Mariners Notebook | Hernandez sharp over three innings, allowing one run
No one had to remind Felix Hernandez about the rules of facing Barry Bonds. Hernandez remembers his very first time facing the San Francisco...
Seattle Times staff reporter
PEORIA, Ariz. — No one had to remind Felix Hernandez about the rules of facing Barry Bonds.
Hernandez remembers his very first time facing the San Francisco Giants slugger last June 16 at Safeco Field, when Bonds crushed a second-inning fastball some 462 feet into the right-field seats. The 718th homer of Bonds' career was the first of three Hernandez allowed that day, and he is well aware of why it happened.
"Bonds is a superstar," Hernandez said after the Giants' 5-4 win over the Mariners. "When you pitch to Bonds, you've got to make your pitch. If you make a mistake, he'll hit a homer."
Hernandez worked at keeping his pitches down in the zone. Unlike his spring debut last Friday, he was more successful this time.

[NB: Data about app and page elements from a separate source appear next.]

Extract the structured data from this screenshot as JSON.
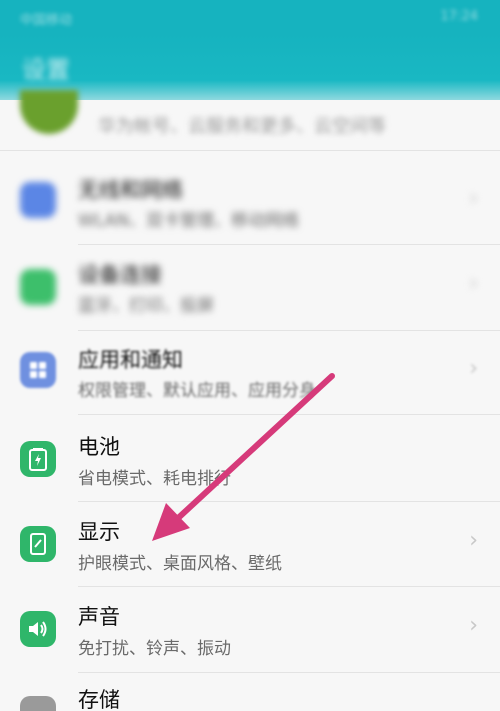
{
  "status_bar": {
    "left": "中国移动",
    "right": "17:24"
  },
  "app_bar": {
    "title": "设置"
  },
  "top_item": {
    "subtitle": "华为帐号、云服务和更多、云空间等"
  },
  "items": [
    {
      "label": "无线和网络",
      "desc": "WLAN、双卡管理、移动网络",
      "icon": "wifi-icon",
      "color": "#5b86e5"
    },
    {
      "label": "设备连接",
      "desc": "蓝牙、打印、投屏",
      "icon": "device-connect-icon",
      "color": "#3dbf6b"
    },
    {
      "label": "应用和通知",
      "desc": "权限管理、默认应用、应用分身",
      "icon": "apps-icon",
      "color": "#5b86e5"
    },
    {
      "label": "电池",
      "desc": "省电模式、耗电排行",
      "icon": "battery-icon",
      "color": "#2fb66a"
    },
    {
      "label": "显示",
      "desc": "护眼模式、桌面风格、壁纸",
      "icon": "display-icon",
      "color": "#2fb66a"
    },
    {
      "label": "声音",
      "desc": "免打扰、铃声、振动",
      "icon": "sound-icon",
      "color": "#2fb66a"
    },
    {
      "label": "存储",
      "desc": "",
      "icon": "storage-icon",
      "color": "#9a9a9a"
    }
  ],
  "annotation": {
    "color": "#d63a7a"
  }
}
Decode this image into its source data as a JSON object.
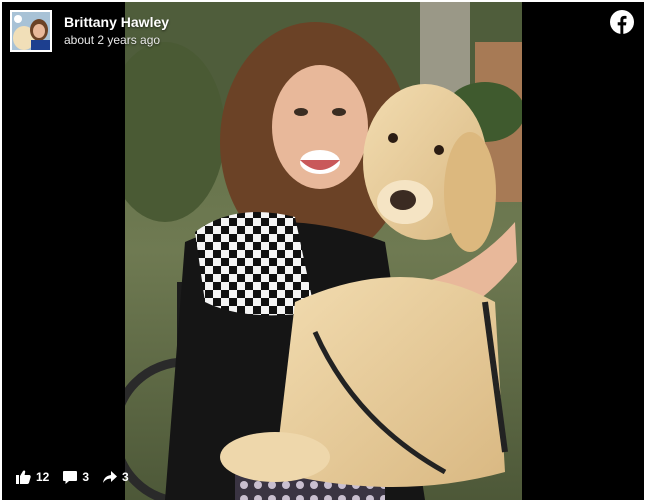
{
  "post": {
    "author": "Brittany Hawley",
    "timestamp": "about 2 years ago"
  },
  "stats": {
    "likes": "12",
    "comments": "3",
    "shares": "3"
  },
  "icons": {
    "brand": "facebook-icon",
    "like": "thumbs-up-icon",
    "comment": "comment-icon",
    "share": "share-arrow-icon"
  },
  "colors": {
    "background": "#000000",
    "text": "#ffffff",
    "brand": "#ffffff"
  }
}
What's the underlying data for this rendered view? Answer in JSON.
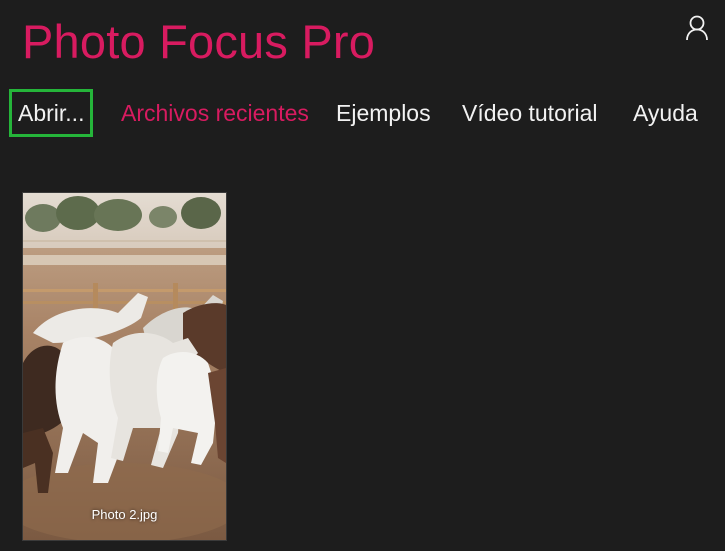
{
  "app": {
    "title": "Photo Focus Pro",
    "accent_color": "#d81b60",
    "focus_color": "#25b53a",
    "user_icon": "user-icon"
  },
  "nav": {
    "items": [
      {
        "label": "Abrir...",
        "state": "focused"
      },
      {
        "label": "Archivos recientes",
        "state": "selected"
      },
      {
        "label": "Ejemplos",
        "state": "normal"
      },
      {
        "label": "Vídeo tutorial",
        "state": "normal"
      },
      {
        "label": "Ayuda",
        "state": "normal"
      }
    ]
  },
  "recent_files": [
    {
      "name": "Photo 2.jpg",
      "thumbnail": "running-horses-photo"
    }
  ]
}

Bonds barely got wood on a first-inning offering, but his blooper to left dropped between two fielders for a double. His next time up, though, Bonds was caught looking at a 2-2 curve from Hernandez that ended the 20-year-old hurler's third and final frame.
"I felt better this start than my other one," said Hernandez, who got a hefty round of high-fives and backslaps in the dugout after the Bonds whiff. "I got all my pitches down in the zone. Just one curveball, I left it up."
His one mistake was driven by ex-Mariners outfielder Randy Winn over the wall in right-center for a second-inning solo homer.
Other than that, Hernandez needed just 35 pitches — 25 for strikes — to get through his three innings. He says the curveball that worked so well for him in his second-half debut in 2005 vanished at times last year.
"This year, it's coming around," he said, "and I feel pretty good."
Lopez a quick hit
Hard to believe second baseman Jose Lopez hadn't played a game in two months, given how he looked in his first-inning at-bat against veteran Giants pitcher Matt Morris. Lopez stepped in with Ichiro on first base and took a pitch the opposite way to right field for a single.
"I took a couple of pitches to see the ball, see a breaking pitch," said Lopez, who sprained his ankle on Jan. 3 playing winter ball in his native Venezuela. "I felt comfortable today. I saw a couple of pitches, felt great, took the ball the other way — which is what you're looking for.
"Especially with a veteran on the mound. I saw good pitches."
Lopez finished the day 1 for 3 and will get a day off today as manager Mike Hargrove takes his time easing him into the lineup.
Ibanez in, Beltre out
The Mariners welcomed Raul Ibanez back to the lineup just in time to see Adrian Beltre come up with a sore shoulder. Ibanez went 2 for 3 with a pair of singles, an RBI and a run scored in his first game since tweaking his shoulder on a swing in Sunday's contest against San Francisco.
But Beltre was a late scratch after reporting soreness in his shoulder. Hargrove said Beltre's soreness might have come from too many practice swings taken during the course of his daily workout sessions and that backing him off is just precautionary and nothing serious.
Small on the mend
Non-roster pitcher Aaron Small threw off flat ground on Wednesday, but is at least four or five days away from pitching in a game. Small had been scheduled to pitch two innings last Saturday as the former New York Yankee — who went 10-0 two years ago — attempts to make it with the Mariners as a long reliever.
But he was felled by back spasms that morning while participating in fielding drills.
"I did about 20 of them, and I just felt it seize up," said Small, who will likely throw a bullpen session in the next two days before being allowed into a game.
The timing could not have been worse for the 34-year-old, who faces severe competition from several hopefuls.
"It hurts, man," he said. "I was feeling so good, and then it happened."
• Ben Broussard went 3 for 4 with three singles and two runs batted in.
• Jose Vidro returned from a bout with the flu and went 0 for 4 with two strikeouts.
When vice president of Sub Pop Records Megan Jasper isn't running things at the office, she's working in her garden at her West Seattle home where she and her husband Brian spend time relaxing.